So you’ve got the news that the egg-timer on your current job has been upended and the sands are pouring out. What next?
I spoke early on to someone who had coached me for a while. Someone independent of the organisation for which I work. I needed some tips on what to do next.
‘How’s the CV?’ was his first question once I’d explained my problem. We’d talked about the importance of keeping it up to date. And, of course I hadn’t. In fact I couldn’t find an e-version of the one I had shown him all those months ago. It was a memorable moment. I had included a photo of me looking rugged and determined. Hubris. Pure hubris.
‘What the hell is this?’ he asked.
‘It’s me,’ I said.
‘Well I can see that. But why have you stuck a photo of you on your CV?’
‘Er … It makes it look more modern. More …,’ I searched for the right word.
‘It makes you look like a bouncer and distracts from the content.’

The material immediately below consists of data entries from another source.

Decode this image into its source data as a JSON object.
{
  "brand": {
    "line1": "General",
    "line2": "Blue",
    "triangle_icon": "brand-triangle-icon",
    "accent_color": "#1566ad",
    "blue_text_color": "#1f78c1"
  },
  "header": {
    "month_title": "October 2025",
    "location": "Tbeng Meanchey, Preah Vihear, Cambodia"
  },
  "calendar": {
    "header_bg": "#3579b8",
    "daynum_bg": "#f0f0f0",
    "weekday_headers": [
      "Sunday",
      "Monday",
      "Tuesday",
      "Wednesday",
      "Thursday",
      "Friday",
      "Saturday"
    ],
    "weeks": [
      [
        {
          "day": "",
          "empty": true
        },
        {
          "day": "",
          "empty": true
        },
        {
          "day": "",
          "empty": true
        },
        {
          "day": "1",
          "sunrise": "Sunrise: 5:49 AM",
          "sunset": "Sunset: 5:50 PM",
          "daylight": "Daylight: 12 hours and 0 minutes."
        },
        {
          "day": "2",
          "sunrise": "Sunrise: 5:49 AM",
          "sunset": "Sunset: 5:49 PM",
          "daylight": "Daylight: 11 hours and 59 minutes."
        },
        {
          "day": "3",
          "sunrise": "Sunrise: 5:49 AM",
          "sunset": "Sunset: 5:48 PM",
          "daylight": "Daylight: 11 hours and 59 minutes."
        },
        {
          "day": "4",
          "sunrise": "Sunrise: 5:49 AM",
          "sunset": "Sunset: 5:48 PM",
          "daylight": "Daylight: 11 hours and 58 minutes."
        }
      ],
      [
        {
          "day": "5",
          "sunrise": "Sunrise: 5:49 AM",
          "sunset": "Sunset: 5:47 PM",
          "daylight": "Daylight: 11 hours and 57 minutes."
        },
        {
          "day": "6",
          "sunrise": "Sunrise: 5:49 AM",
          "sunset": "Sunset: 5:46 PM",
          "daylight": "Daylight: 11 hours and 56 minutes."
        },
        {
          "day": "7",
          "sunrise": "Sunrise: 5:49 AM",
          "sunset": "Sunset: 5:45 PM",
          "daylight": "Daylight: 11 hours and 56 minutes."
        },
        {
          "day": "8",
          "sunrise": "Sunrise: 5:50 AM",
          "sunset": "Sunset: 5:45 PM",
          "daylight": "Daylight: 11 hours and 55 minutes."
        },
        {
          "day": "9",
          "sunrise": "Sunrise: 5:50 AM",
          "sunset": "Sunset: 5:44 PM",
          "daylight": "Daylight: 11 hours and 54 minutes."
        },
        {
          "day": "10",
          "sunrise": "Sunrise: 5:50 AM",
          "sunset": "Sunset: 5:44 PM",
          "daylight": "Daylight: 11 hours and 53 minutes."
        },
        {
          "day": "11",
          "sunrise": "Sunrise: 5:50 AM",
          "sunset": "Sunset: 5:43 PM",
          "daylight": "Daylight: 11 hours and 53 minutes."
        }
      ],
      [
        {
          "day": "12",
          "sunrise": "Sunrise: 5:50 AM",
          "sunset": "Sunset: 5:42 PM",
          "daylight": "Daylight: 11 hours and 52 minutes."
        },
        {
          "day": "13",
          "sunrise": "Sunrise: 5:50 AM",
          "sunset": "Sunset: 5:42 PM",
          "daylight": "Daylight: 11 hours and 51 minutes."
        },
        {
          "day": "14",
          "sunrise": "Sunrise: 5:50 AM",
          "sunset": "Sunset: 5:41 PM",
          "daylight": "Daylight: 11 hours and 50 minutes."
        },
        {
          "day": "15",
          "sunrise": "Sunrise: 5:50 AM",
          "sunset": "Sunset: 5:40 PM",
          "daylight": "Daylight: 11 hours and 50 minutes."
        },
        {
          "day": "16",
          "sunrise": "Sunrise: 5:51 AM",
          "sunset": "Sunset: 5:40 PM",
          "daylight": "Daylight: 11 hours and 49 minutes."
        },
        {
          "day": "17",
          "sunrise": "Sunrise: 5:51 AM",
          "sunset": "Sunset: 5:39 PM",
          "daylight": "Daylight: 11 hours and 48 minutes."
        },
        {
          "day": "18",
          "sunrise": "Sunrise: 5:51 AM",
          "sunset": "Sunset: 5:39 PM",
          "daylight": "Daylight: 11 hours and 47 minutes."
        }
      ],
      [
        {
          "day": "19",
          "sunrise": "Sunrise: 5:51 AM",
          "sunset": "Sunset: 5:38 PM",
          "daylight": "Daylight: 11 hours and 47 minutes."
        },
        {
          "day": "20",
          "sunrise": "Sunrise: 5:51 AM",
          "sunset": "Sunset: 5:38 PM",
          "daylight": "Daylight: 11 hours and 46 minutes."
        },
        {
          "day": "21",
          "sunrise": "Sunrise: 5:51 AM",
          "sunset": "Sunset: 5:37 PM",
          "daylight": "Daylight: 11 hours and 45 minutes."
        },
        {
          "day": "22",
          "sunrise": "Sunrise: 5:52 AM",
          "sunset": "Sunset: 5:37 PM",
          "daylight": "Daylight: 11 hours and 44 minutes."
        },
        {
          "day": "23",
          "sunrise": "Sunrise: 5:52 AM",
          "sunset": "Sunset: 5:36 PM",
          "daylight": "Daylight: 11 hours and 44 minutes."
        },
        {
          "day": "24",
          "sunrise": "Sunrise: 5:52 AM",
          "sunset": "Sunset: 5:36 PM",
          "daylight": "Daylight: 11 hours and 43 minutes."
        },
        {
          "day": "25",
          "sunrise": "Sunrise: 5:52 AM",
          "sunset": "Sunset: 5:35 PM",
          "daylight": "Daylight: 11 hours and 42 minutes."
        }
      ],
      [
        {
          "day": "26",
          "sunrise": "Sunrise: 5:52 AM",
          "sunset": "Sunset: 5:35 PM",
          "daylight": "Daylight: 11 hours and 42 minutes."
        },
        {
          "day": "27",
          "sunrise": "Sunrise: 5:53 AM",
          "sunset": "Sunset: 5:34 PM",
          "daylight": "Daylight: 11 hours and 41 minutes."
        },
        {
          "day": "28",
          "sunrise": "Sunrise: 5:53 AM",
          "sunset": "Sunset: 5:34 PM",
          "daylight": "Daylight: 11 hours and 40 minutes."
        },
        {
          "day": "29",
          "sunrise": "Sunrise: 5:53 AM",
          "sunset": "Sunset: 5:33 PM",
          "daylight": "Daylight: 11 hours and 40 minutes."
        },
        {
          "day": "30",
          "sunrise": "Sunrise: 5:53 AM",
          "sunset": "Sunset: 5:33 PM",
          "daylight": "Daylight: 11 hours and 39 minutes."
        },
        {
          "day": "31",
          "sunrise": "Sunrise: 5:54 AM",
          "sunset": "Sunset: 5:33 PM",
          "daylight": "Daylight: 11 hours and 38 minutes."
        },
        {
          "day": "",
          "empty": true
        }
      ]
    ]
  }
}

Humiliating perhaps. But I had learned a useful lesson. A CV is all about content. It’s all about selling you to a potential employer. So a mug shot that made me look like an extra from a Guy Ritchie movie was a mistake. Unless of course I was actually after a job as an extra in a Guy Ritchie movie. (NB – make mental note about finding the name of Guy Ritchie’s casting agents.)
Next in this torture session we got on to length. My CV was enormous. Page after page of wonderful – to me -things I had done. Wrong. Next lesson was that less really is more. Recruitment consultancies or stressed HR departments don’t have the time to read an encyclopedia of the content of your mind. So two sides of A4 max. My coach relayed the bad news wth just a bit too much relish I thought.
‘But what about all the things I’ve done?’ I bleated.
‘Now you’re being especially dumb,’ is he always this supportive?
‘Don’t mistake doing for achieving. A potential employer wants to know what you’ve achieved. It’s a good way for them to begin to think about what you could achieve for them. Think about the visualisation that athletes do before competition. Well it’s the same for potential employers. Before anyone will give you a job they have to form a satisfactory mental image of you actually in the job. That’s why achievements are so important.’
OK. This was getting hard now. No photo. And no endless list of stuff I had done. Instead I had to step back and work out what I had achieved and how. That’s hard work. It also takes time to do it properly. Most of us don’t keep a running total of our achievements. Well, writing my CV has convinced me we should.
One of the things I struggled with most is the opening paragraph. The six lines that say who you are, what you’re about and what you want to achieve. The pitch you’d make about you in the lift. For someone brought up to be diffident and modest in all things this was excruciating. It took ages and I still don’t really like it but I’m told it does the job.
And that’s the final thing I’ve learned. Get feedback on your CV from people whose opinion you respect. Even those whose guts you can’t stand. In fact especially those in that category as they are the most likely to be most objective. (Or not so uncritical that asking an opinion is pointless.)
Then I got round to the mechanics of getting everything I now wanted in a CV into a usable form. In an idle moment browsing Staples I picked up a piece of software called Teaching – you: CV writing skills. It’s a simple piece of software that enables you to put everything in once and then play around with it in a word document. I’m sure there are pieces of software available but this was £9.99 so it didn’t respresent a huge financial risk.
So I’m now armed with a two page summary CV including a paragraph neatly summarising what I can do for a new organisation. So what happened next …